Politeness isn’t cowardice and I’m happy to know there are many people who agree. The climate is right for Munnabhai-2, and it’s proven by the news pouring in …. “Books on Gandhiji flyingoff the shelf since LRMB was released”, “Munnabhai-2 made tax-free in delhi”… the magic seems to be working so …. Lage Raho Munnabhai!

So…Do you Blog?

Well, I’ve been asked this question a couple of times. My reply’s always been in the negative but each and every time, the question has surely made me think. Why should I blog? Or rather why do people blog? Logic instantly provides the following answers:

  • To air one’s opinions.
  • To have a living identity online, which is more than a profile and less than a website.
  • To solicit feedback or bounce thoughts off an open audience

Each time that I’ve thought about this, I couldn’t relate with any of these reasons enough to start blogging. But last week, I was discussing this with a friend at work. When I asked her the same question, the reply was something I could instantly identify with. She said writing maintaining a Blog is like maintaining a diary; you write to capture your thoughts and feelings. The only difference between the traditional diary and the new-age Blog is that a diary is private and a Blog essentially is public, though you could very well write some things and not make them public.

That made sense but it got me thinking on another level. The purpose of writing is to communicate, so then why do people write diaries? Anyone who’s ever maintained a diary would vouch for the fact that putting something down on paper relieves you instantly. Why is it so? Does it have something to do with the fact that when we’re carrying out a complex thinking process, we find that it helps to scribble on a paper or white board. People who design (mechanical parts or devices or software) often find that simple tools like a pen and a paper aid the thought process.
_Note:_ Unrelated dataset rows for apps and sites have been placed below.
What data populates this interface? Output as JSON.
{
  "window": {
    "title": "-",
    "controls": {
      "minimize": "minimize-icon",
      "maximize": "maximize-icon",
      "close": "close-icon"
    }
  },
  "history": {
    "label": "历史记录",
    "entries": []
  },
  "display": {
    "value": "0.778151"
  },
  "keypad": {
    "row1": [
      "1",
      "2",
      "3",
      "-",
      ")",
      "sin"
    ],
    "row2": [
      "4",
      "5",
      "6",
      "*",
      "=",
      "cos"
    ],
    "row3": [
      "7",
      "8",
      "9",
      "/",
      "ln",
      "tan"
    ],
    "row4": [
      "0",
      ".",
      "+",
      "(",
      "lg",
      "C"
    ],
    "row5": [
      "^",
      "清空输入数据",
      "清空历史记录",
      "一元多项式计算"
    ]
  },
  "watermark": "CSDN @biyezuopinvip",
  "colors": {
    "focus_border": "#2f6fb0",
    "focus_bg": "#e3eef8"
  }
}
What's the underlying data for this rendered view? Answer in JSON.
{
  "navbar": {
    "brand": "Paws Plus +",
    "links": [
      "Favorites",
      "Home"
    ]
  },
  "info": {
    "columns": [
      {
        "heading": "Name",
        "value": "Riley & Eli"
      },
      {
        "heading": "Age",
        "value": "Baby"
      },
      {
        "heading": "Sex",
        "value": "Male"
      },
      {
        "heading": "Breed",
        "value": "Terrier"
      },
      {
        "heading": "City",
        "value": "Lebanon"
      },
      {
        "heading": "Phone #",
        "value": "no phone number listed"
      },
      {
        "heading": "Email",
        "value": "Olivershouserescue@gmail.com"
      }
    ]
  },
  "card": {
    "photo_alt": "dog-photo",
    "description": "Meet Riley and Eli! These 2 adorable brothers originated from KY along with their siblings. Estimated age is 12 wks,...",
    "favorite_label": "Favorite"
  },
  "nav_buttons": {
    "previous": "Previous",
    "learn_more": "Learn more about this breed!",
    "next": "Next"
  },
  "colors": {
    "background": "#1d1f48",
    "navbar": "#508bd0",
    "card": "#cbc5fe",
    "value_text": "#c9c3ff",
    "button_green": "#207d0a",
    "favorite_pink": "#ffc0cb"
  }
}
More often that not, people don’t put down sentences or bullet points when they’re thinking, rather they draw shapes and diagrams.

Closer to the work area, we often see that when you get people into a room to brainstorm, a lot of interesting ideas come up. And brainstorming is most effective when everyone sticks by the thumb rule: when you get an idea, state it immediately, don’t validate and re-validate it. This may have something do with the fact that it’s the nature of creative ideas to pop up unexpected and not seem feasible at first sight. Once you stop questioning their feasibility, the approach starts becoming clearer. Probably, that’s why creative thinking is called thinking out-of-the-box. So, Writing or expressing yourself surely helps you think clearly.

Last month, I had the opportunity to attend Steve Bender’s Project Management Plus workshop. Once of the work-management techniques discussed in the workshop was a best practice of recording notes (whether in writing or talking to a Dictaphone) at the end of the day. You can then read/listen to previous day’s notes before you start your next day. This, according to Steve, helps on two accounts:

  1. It helps you download your thoughts before your get home. So you tend to stop thinking about work problems after you’ve downloaded them.
  2. Most of the time, when you’re persisting your mental state and reloading it the next morning, you get fresh ideas and solutions.

Another practice which works on the same lines is talking to someone about a problem, you feel light even if that someone has no idea of the complete picture. The person listening just has to be a good listener and the conversation almost always has a relieving effect on the person talking. The age old saying “Baat karne se dil ka bojh halka hota hai” (You tend to feel light if you talk to someone about a problem)So expression, it seems, in whatever form it manifests, helps you see things in perspective and aids clarity of thought. So I’m convinced now, ‘cos these things do make sense.

The Fat Man shall talk and maybe he’ll become lighter in the process :D!